» **Task details**
Read through the records below and copy each line that uses the word "노지감귤".

» **Task data**
========

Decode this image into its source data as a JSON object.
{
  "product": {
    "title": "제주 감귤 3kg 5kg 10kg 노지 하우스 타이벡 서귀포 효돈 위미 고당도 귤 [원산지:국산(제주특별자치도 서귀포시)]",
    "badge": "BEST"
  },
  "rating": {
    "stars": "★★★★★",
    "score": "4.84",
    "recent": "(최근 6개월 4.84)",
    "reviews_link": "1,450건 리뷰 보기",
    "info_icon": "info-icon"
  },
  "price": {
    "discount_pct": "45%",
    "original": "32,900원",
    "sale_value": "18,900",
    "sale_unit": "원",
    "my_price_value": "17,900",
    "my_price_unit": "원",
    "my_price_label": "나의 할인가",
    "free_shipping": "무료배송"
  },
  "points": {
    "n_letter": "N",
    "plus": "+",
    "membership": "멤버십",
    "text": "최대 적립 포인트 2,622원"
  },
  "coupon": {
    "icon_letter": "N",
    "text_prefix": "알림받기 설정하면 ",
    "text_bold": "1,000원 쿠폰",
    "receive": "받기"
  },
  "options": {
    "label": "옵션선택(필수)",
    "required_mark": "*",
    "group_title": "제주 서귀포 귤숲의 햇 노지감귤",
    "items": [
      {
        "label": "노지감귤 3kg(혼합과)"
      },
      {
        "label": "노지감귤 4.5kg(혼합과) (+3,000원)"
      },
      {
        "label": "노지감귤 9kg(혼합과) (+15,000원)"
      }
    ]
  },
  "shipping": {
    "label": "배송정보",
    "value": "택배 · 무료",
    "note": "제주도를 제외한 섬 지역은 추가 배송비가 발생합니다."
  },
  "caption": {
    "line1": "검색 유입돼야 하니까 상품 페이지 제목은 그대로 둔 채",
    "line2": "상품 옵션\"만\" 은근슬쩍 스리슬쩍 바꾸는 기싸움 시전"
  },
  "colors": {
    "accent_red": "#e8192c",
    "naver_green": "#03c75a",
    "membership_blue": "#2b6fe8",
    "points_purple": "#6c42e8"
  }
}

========

» **Output below**
    "group_title": "제주 서귀포 귤숲의 햇 노지감귤",
        "label": "노지감귤 3kg(혼합과)"
        "label": "노지감귤 4.5kg(혼합과) (+3,000원)"
        "label": "노지감귤 9kg(혼합과) (+15,000원)"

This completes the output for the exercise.